Input material ->

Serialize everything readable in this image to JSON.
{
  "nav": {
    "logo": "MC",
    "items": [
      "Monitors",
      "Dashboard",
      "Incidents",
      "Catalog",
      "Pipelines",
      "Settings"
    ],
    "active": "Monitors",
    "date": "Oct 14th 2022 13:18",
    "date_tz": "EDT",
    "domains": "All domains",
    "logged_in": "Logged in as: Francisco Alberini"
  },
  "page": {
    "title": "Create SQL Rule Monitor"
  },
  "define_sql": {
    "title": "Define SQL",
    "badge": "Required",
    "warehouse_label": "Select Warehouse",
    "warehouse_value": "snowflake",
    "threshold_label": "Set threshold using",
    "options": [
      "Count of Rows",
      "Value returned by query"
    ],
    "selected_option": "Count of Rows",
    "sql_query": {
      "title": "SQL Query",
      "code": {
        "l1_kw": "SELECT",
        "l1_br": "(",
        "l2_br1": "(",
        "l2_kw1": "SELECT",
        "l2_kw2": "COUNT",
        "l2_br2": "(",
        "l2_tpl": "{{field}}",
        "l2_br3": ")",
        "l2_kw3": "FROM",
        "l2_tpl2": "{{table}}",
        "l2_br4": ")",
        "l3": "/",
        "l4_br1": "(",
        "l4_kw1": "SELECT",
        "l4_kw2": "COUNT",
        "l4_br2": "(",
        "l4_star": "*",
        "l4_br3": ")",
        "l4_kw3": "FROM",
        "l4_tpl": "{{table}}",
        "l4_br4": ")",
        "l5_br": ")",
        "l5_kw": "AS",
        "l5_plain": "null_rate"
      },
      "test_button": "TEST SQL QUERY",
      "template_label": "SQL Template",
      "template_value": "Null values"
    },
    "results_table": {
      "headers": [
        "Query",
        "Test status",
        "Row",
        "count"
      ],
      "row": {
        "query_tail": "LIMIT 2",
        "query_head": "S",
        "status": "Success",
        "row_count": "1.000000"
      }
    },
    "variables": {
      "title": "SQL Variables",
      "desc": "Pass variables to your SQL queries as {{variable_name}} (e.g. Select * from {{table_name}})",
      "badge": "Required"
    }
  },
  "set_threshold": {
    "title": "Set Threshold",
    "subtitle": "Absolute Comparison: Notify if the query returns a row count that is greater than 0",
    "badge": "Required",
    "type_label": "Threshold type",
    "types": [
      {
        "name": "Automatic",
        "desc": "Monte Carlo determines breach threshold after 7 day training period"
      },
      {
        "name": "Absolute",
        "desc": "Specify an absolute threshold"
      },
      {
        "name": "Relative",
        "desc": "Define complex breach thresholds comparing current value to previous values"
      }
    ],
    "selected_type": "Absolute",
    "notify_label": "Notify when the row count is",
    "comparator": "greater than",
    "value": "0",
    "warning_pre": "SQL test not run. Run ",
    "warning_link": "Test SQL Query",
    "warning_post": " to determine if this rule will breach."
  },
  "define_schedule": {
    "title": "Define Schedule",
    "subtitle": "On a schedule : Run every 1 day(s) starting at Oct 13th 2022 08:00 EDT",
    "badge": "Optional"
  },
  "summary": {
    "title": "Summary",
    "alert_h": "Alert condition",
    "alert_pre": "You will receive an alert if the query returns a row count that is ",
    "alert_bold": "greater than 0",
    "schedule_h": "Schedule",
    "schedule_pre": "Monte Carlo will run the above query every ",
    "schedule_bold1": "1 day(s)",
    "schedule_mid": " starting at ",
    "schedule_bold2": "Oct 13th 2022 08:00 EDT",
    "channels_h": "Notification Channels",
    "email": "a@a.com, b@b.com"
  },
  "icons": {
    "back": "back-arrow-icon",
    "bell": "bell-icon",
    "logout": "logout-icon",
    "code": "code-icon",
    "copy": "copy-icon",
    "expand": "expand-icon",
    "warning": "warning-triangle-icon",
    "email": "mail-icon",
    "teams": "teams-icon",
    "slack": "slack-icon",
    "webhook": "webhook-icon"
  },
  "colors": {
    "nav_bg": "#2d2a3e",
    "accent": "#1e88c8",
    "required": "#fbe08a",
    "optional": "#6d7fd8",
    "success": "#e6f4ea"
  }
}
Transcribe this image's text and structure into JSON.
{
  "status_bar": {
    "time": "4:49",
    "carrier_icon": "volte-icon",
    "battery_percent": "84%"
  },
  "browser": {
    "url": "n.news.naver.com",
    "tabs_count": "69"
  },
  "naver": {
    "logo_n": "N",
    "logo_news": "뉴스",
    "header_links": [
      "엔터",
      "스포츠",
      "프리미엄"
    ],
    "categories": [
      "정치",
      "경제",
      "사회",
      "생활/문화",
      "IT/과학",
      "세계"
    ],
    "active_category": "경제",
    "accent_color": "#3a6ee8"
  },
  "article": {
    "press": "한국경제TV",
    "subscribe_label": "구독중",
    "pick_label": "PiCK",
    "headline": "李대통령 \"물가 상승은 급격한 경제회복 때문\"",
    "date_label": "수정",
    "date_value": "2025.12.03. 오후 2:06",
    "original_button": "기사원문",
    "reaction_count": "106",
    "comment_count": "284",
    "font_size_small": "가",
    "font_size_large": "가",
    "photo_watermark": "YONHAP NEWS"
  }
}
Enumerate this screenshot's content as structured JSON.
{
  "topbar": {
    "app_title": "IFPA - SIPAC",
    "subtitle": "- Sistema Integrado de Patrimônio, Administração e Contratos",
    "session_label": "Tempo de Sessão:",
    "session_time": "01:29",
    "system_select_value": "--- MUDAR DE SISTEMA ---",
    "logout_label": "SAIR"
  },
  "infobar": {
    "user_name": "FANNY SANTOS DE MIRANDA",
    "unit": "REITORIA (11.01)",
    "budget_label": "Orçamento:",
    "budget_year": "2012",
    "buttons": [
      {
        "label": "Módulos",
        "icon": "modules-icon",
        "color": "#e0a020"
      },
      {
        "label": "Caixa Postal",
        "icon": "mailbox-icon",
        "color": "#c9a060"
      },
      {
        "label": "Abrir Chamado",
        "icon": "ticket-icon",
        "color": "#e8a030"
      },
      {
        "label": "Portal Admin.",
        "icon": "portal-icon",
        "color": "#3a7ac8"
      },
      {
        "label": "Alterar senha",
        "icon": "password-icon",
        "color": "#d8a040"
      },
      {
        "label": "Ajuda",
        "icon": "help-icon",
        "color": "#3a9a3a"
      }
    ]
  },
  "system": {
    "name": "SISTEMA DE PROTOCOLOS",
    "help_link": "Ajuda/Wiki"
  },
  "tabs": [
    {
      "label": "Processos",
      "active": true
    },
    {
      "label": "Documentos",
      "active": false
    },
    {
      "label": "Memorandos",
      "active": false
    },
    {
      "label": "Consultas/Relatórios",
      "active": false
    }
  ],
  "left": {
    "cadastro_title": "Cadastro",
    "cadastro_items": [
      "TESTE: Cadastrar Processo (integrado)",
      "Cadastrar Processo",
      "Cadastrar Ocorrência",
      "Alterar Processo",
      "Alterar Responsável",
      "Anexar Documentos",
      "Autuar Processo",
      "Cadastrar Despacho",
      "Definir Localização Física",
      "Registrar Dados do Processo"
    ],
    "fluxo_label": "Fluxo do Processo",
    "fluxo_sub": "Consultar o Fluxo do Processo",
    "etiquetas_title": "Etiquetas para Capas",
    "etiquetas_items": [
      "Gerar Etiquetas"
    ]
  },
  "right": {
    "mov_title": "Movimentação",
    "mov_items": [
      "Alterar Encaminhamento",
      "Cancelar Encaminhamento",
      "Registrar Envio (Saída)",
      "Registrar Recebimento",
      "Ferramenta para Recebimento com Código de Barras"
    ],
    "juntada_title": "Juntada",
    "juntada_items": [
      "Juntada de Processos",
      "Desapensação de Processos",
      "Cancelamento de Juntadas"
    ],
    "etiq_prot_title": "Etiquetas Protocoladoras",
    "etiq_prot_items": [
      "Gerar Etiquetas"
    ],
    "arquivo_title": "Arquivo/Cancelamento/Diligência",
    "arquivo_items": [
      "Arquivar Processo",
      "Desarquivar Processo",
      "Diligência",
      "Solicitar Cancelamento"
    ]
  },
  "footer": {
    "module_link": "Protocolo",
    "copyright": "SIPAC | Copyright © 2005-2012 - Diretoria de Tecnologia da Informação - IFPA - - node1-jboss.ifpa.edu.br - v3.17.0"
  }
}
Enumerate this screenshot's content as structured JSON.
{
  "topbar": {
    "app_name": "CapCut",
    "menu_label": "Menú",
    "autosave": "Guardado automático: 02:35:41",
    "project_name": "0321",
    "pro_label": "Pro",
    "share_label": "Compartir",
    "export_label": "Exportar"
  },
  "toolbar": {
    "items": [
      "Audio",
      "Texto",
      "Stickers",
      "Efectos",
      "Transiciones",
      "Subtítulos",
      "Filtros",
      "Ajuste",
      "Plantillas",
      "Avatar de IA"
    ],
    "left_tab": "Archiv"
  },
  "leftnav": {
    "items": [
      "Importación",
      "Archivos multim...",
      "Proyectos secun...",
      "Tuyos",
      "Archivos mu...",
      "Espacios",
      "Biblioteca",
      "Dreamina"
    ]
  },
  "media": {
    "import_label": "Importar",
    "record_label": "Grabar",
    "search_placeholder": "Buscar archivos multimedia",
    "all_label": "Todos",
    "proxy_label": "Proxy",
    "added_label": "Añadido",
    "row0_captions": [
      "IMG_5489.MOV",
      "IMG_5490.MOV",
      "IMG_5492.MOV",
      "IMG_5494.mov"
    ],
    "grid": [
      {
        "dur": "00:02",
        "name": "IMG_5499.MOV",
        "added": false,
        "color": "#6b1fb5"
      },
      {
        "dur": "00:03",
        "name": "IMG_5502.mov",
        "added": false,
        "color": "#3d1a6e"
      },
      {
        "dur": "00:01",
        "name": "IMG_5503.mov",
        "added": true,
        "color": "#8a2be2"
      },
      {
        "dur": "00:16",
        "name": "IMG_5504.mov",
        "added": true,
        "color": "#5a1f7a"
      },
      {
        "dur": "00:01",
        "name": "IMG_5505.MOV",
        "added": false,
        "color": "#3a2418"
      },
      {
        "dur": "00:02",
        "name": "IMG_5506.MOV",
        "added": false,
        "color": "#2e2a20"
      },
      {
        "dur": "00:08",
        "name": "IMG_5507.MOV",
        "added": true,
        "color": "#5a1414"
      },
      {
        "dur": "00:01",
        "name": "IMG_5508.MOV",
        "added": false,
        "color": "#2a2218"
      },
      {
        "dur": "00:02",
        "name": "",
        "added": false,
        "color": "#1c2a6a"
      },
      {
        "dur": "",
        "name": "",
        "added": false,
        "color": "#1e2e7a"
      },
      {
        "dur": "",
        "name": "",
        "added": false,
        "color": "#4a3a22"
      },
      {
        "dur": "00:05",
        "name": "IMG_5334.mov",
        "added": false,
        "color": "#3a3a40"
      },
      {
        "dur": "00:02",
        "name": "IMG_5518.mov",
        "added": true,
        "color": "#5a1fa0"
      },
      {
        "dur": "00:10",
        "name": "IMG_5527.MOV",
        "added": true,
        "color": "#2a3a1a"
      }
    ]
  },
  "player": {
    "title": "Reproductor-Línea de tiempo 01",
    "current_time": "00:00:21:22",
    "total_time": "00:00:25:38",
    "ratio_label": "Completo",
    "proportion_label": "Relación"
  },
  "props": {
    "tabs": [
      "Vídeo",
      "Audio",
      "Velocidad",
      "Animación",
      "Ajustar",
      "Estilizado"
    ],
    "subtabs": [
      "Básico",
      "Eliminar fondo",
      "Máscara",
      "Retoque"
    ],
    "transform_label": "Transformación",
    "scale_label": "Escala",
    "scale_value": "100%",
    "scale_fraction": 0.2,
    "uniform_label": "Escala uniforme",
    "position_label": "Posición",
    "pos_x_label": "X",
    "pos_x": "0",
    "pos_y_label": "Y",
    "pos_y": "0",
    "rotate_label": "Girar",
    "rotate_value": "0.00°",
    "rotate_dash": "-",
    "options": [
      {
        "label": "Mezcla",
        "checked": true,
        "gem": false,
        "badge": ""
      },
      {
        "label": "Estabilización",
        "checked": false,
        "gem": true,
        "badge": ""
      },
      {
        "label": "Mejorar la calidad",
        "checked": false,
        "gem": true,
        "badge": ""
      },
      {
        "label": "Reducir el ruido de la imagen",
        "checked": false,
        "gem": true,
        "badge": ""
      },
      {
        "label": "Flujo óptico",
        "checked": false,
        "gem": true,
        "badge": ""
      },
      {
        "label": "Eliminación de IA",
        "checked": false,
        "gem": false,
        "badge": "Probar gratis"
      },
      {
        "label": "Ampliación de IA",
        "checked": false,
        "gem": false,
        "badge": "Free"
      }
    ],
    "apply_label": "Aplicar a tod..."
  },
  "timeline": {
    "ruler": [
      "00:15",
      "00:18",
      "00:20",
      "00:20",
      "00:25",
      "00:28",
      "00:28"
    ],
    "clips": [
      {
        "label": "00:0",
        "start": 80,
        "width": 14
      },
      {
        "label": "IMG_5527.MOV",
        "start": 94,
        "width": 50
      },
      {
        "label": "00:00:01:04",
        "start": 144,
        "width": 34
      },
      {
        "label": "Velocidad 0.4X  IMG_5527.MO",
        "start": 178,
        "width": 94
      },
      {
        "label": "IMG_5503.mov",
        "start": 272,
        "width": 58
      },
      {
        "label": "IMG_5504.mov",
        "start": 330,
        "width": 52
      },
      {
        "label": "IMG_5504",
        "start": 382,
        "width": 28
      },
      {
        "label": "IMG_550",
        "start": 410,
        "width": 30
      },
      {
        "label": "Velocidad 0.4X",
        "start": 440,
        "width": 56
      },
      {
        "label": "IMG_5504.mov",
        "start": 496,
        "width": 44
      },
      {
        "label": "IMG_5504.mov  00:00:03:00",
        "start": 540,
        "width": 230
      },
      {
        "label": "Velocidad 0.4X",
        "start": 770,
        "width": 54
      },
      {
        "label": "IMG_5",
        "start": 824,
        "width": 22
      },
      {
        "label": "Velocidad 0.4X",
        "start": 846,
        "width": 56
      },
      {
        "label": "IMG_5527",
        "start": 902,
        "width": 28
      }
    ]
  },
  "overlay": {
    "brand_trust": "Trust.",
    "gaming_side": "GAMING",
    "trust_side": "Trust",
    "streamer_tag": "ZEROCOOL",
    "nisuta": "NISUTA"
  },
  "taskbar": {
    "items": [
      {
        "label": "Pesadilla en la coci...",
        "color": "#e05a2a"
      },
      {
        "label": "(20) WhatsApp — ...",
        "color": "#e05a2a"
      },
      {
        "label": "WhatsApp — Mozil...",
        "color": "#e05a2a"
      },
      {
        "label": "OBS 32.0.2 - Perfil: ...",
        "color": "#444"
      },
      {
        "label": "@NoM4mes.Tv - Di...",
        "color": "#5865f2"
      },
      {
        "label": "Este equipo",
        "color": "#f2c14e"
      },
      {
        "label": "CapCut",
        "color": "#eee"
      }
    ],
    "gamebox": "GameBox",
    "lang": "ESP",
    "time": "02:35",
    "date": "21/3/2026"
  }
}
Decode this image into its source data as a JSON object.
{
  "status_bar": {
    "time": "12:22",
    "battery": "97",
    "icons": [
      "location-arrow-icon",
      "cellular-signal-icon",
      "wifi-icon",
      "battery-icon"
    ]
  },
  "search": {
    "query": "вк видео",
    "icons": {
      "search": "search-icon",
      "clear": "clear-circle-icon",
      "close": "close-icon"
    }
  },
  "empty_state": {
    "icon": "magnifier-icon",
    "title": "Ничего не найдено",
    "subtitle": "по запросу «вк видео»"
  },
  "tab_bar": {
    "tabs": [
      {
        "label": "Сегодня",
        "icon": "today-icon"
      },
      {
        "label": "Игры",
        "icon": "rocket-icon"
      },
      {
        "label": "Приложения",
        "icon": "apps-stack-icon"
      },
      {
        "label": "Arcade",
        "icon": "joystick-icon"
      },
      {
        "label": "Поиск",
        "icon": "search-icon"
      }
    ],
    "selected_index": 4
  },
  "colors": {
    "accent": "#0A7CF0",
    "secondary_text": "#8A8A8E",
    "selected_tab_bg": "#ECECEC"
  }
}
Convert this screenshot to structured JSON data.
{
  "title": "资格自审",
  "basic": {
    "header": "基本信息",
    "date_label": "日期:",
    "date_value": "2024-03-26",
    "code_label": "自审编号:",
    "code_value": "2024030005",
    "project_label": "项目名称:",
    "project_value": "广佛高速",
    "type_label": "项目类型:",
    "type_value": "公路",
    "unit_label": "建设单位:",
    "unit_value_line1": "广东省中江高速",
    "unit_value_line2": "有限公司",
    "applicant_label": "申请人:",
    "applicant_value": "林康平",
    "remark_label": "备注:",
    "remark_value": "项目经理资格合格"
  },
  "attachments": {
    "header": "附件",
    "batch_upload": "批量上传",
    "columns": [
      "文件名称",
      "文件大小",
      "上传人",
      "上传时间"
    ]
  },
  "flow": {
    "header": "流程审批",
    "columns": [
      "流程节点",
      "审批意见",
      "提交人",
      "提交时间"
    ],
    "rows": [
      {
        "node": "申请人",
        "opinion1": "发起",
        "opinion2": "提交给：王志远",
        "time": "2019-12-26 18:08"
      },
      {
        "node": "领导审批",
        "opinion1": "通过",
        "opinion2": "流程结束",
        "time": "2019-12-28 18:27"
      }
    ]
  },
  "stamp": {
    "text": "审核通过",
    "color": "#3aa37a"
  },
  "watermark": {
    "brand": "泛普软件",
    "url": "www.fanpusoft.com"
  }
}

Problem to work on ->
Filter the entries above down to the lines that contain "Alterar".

Answer space ->
        "label": "Alterar senha",
      "Alterar Processo",
      "Alterar Responsável",
      "Alterar Encaminhamento",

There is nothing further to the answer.